This analysis clearly shows that the government at the centre is under grip of market fundamentalism and philosophy of fiscal consolidation and is pursuing fiscal policies which are detrimental to the vast majority of the country as market has been unable to generate matching jobs. The economic policy makers at the centre must believe in what J.M. Keynes described in his principles of macroeconomics that it is the government which carries the tools of turning the business cycle of the economy towards boom by following counter-cyclical expansionary fiscal policies. Counter-cyclical expansionary fiscal policy becomes more pertinent at this juncture as the monetary policy has turned out to be an instrument of maintaining the interest rate on higher side and therefore it is unable to boost the capital formation at desired level.

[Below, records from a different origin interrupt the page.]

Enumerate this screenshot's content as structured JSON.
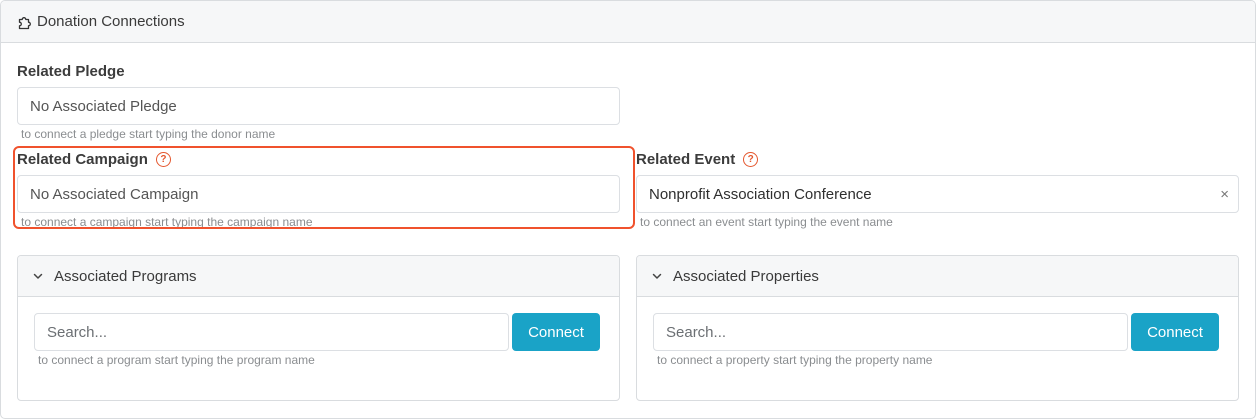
{
  "header": {
    "title": "Donation Connections",
    "icon": "puzzle-icon"
  },
  "pledge": {
    "label": "Related Pledge",
    "value": "No Associated Pledge",
    "hint": "to connect a pledge start typing the donor name"
  },
  "campaign": {
    "label": "Related Campaign",
    "help": "?",
    "value": "No Associated Campaign",
    "hint": "to connect a campaign start typing the campaign name"
  },
  "event": {
    "label": "Related Event",
    "help": "?",
    "value": "Nonprofit Association Conference",
    "clear": "×",
    "hint": "to connect an event start typing the event name"
  },
  "programs": {
    "title": "Associated Programs",
    "placeholder": "Search...",
    "button": "Connect",
    "hint": "to connect a program start typing the program name"
  },
  "properties": {
    "title": "Associated Properties",
    "placeholder": "Search...",
    "button": "Connect",
    "hint": "to connect a property start typing the property name"
  },
  "colors": {
    "accent": "#1aa3c7",
    "highlight": "#f0522d",
    "help": "#e4572e"
  }
}
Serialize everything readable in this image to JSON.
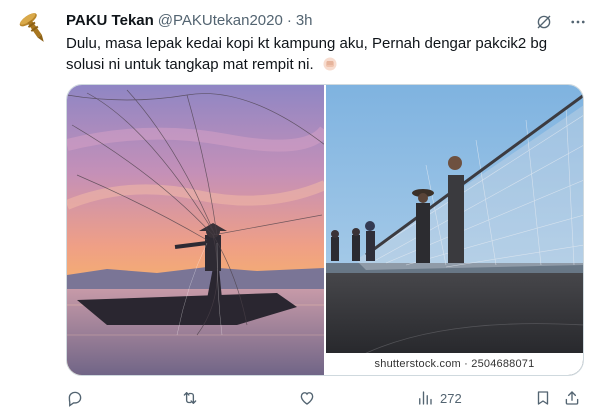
{
  "author": {
    "display_name": "PAKU Tekan",
    "handle": "@PAKUtekan2020",
    "separator": "·",
    "time": "3h"
  },
  "tweet": {
    "text": "Dulu, masa lepak kedai kopi kt kampung aku, Pernah dengar pakcik2 bg solusi ni untuk tangkap mat rempit ni.",
    "emoji": "punch-emoji"
  },
  "media": {
    "images": [
      {
        "icon": "fisherman-sunset-net-photo"
      },
      {
        "icon": "fishermen-hauling-net-photo",
        "watermark": "shutterstock.com · 2504688071"
      }
    ]
  },
  "actions": {
    "views_count": "272"
  },
  "icons": {
    "avatar": "nail-logo-icon",
    "grok": "grok-icon",
    "more": "more-icon",
    "reply": "reply-icon",
    "retweet": "retweet-icon",
    "like": "heart-icon",
    "views": "views-icon",
    "bookmark": "bookmark-icon",
    "share": "share-icon"
  },
  "colors": {
    "text": "#0f1419",
    "secondary": "#536471",
    "border": "#cfd9de"
  }
}
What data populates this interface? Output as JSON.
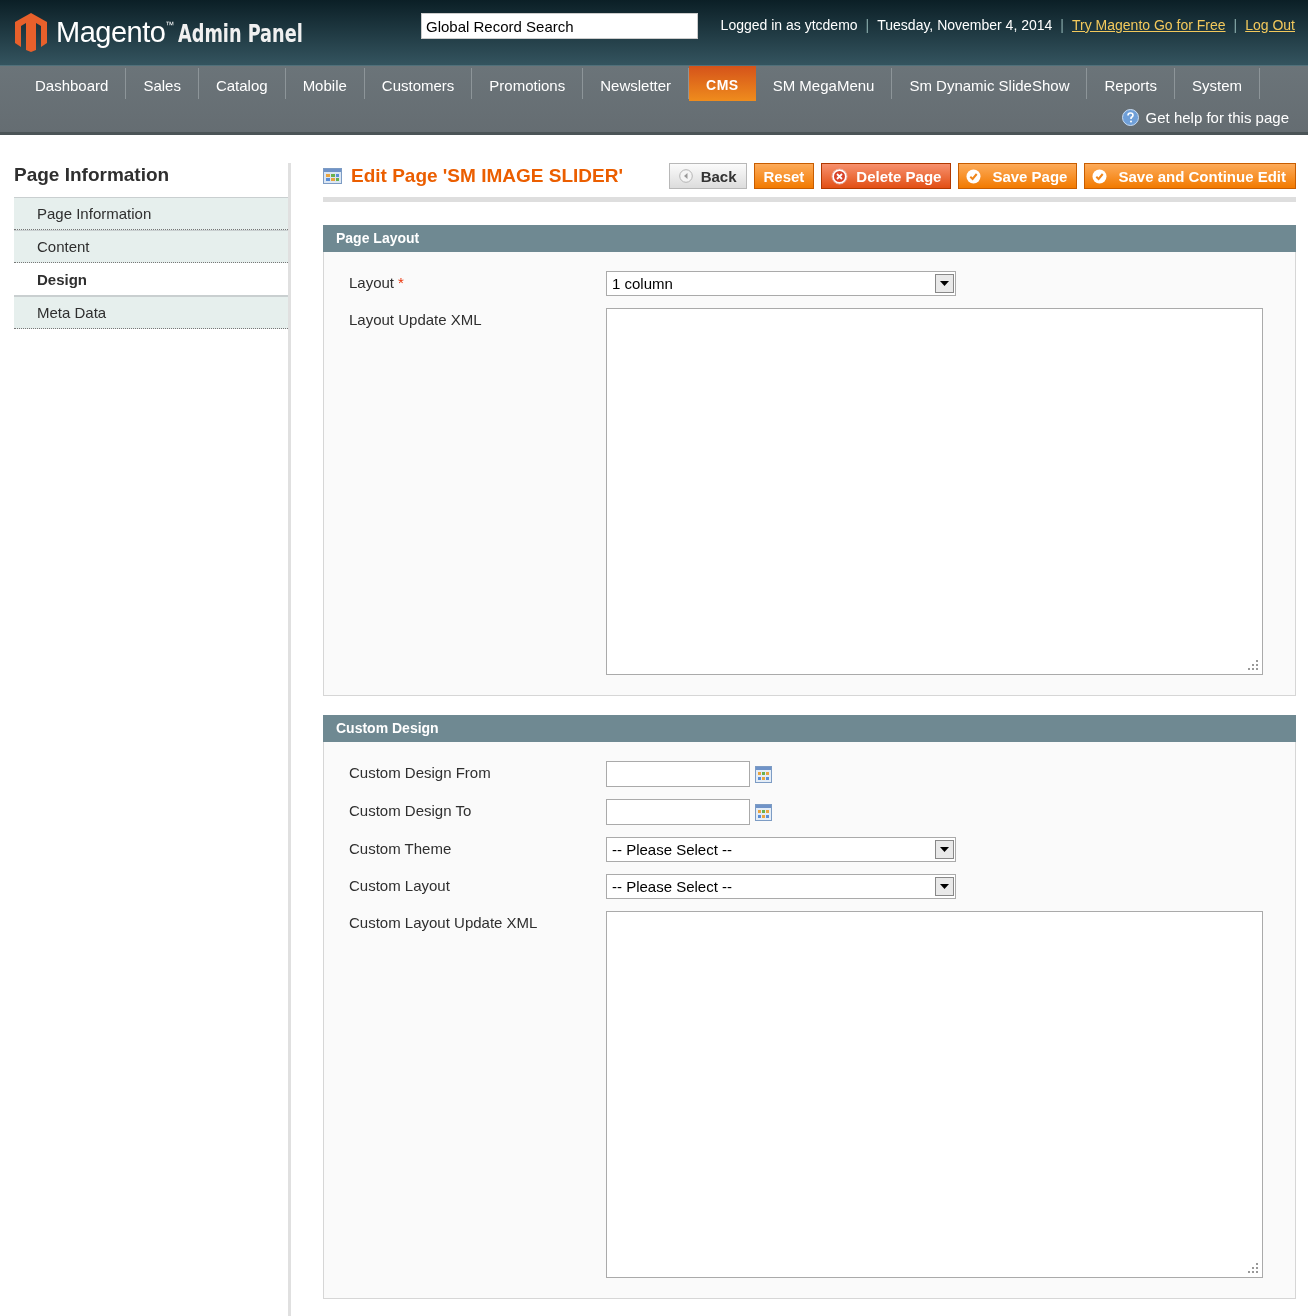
{
  "header": {
    "logo": "Magento$^{™}$",
    "logo_sub": "Admin Panel",
    "search": {
      "value": "Global Record Search"
    },
    "separator": "|",
    "user_bar": [
      {
        "kind": "text",
        "text": "Logged in as ytcdemo"
      },
      {
        "kind": "text",
        "text": "Tuesday, November 4, 2014"
      },
      {
        "kind": "link",
        "text": "Try Magento Go for Free"
      },
      {
        "kind": "link",
        "text": "Log Out"
      }
    ]
  },
  "nav": {
    "items": [
      {
        "label": "Dashboard",
        "selected": false
      },
      {
        "label": "Sales",
        "selected": false
      },
      {
        "label": "Catalog",
        "selected": false
      },
      {
        "label": "Mobile",
        "selected": false
      },
      {
        "label": "Customers",
        "selected": false
      },
      {
        "label": "Promotions",
        "selected": false
      },
      {
        "label": "Newsletter",
        "selected": false
      },
      {
        "label": "CMS",
        "selected": true
      },
      {
        "label": "SM MegaMenu",
        "selected": false
      },
      {
        "label": "Sm Dynamic SlideShow",
        "selected": false
      },
      {
        "label": "Reports",
        "selected": false
      },
      {
        "label": "System",
        "selected": false
      }
    ],
    "help": "Get help for this page"
  },
  "sidebar": {
    "title": "Page Information",
    "tabs": [
      {
        "label": "Page Information",
        "selected": false
      },
      {
        "label": "Content",
        "selected": false
      },
      {
        "label": "Design",
        "selected": true
      },
      {
        "label": "Meta Data",
        "selected": false
      }
    ]
  },
  "page": {
    "title": "Edit Page 'SM IMAGE SLIDER'",
    "buttons": [
      {
        "kind": "back",
        "label": "Back"
      },
      {
        "kind": "plain",
        "label": "Reset"
      },
      {
        "kind": "delete",
        "label": "Delete Page"
      },
      {
        "kind": "save",
        "label": "Save Page"
      },
      {
        "kind": "save",
        "label": "Save and Continue Edit"
      }
    ],
    "sections": [
      {
        "title": "Page Layout",
        "fields": [
          {
            "label": "Layout",
            "required_mark": "*",
            "kind": "select",
            "value": "1 column"
          },
          {
            "label": "Layout Update XML",
            "kind": "textarea"
          }
        ]
      },
      {
        "title": "Custom Design",
        "fields": [
          {
            "label": "Custom Design From",
            "kind": "date"
          },
          {
            "label": "Custom Design To",
            "kind": "date"
          },
          {
            "label": "Custom Theme",
            "kind": "select",
            "value": "-- Please Select --"
          },
          {
            "label": "Custom Layout",
            "kind": "select",
            "value": "-- Please Select --"
          },
          {
            "label": "Custom Layout Update XML",
            "kind": "textarea"
          }
        ]
      }
    ]
  }
}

The trend of fiscal consolidation in the interim budget of 2019-20 is a step in the direction which has been followed in previous four years. Not even single budget has been prepared which could have compensated to the loss of GDP growth rate and loss of employment due to the demonitization in 2016. The tax concessions offered in the current interim budget is too late and too little to result in immediate turnaround of the GDP performance towards potential level and also to reduce the joblessness in the Indian economy. Any government must keep the larger interest of the society in mind rather than market fundamentalism as the market is not perfect entity and has no concern towards society except making profits.
The Authour: Dr. Santosh Kumar is Assistant Professor, Shri Ram College of Commerce, University of Delhi. He can be contacted at: firstname.lastname@example.org
Views expressed are personal and not of the institution